Uber started in the US in March 2009, by the time they launched Uber X in Sydney in March 2014 it had already impacted taxi companies across dozens of other cities in Europe and North America. The Australian Taxi industry had 5 years to learn and adapt. Examples of what not to do when Uber comes to your city had already been set across multiple countries. For example, when taxi drivers went on strike in London, Uber saw an 850 per cent jump in sign-ups. It follows that protests and strikes that generate media attention about Uber was not the solution, but it’s exactly what happened in a range of cities across Australia.
Be ready when new competition comes. One of the great benefits of being an isolated island with a small population is that Australian industries are going to have plenty of warning before foreign disruptive technology comes to Australia. To avoid being caught out, real estate agencies across Australia should be closely monitoring what happens in overseas real estate markets.
Work With Your Competitors To Shut Out New Entrants To The Market
Collaboration is the key to success in a fast changing world. Two of the three consumer problems solved by ride sharing apps (knowing where your taxi is, and seamless electronic payment), could easily have been solved if the Taxi industry worked together and developed one Taxi hailing app used by the entire Taxi industry. It’s still something that the incumbent taxi industry in Australia cannot agree on.

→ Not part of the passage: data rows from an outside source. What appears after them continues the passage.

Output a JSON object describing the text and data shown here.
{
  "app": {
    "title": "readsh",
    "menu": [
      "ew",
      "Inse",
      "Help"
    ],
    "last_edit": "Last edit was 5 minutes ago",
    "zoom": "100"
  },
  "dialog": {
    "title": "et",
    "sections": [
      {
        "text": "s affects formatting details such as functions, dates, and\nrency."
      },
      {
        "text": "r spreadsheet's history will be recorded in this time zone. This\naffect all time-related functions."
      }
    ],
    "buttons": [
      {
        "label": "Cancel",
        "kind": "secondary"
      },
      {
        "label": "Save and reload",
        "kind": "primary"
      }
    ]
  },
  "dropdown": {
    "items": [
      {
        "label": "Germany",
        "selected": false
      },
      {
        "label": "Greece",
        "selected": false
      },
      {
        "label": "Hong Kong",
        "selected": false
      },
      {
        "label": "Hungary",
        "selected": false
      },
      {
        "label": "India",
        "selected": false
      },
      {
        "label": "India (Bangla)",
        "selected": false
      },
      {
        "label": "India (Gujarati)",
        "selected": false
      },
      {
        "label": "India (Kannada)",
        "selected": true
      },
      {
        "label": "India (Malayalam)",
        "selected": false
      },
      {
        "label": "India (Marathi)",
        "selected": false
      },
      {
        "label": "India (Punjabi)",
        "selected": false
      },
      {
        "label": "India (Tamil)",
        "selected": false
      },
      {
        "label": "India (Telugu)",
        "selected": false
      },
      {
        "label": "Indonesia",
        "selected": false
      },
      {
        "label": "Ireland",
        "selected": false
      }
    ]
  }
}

Your future competitor is not the local LJ Hooker, Ray White or independent agency down the road. It’s a group of kids with laptops working out of a garage somewhere in the world.
Working together to solve problems, to give customers a better experience is the only way to protect the future of the incumbent real estate industry. Just a few examples of fundamental issues that could be solved if the entire industry was to work together include:
- Agreeing on one industry standard for electronic documents, to improve efficiencies in every agency in Australia.
- Holding to account state governments on the stupidity of having 6 different sets of state laws that govern the running of a real estate agency, which adds cost and complexity resulting in a worse consumer experience.
- Tackling the massive cost of advertising properties online in Australia.
Invest in The Disrupters
Having specialist knowledge in an industry provides enormous benefits when investing in technology that could disrupt your industry. For example, major players in the Australian taxi industry knew about the massive growth of Uber well before the average person on the street. What better way to protect your risk than to invest in the very businesses that could disrupt your current business. There would be few Taxi operators today who wouldn’t agree that investing in Uber when they first heard about it would have been a great idea.
Use your specialised knowledge to invest smartly in new opportunities.
This same strategy is employed by large corporates on a regular basis. For example, Westpac Bank (and many other Australian Corporates) have a corporate venture Capital fund that only invests in technology that could disrupt the banking industry. This same strategy on a smaller scale can be employed by the real estate industry and is the very reason PieLAB Venture Partners was formed. While PieLAB runs the only real estate technology specific investment fund in Australia, there are several venture capital funds in the US pooling the resources of real estate agency groups to use their knowledge and networks to invest at a significant advantage to the market.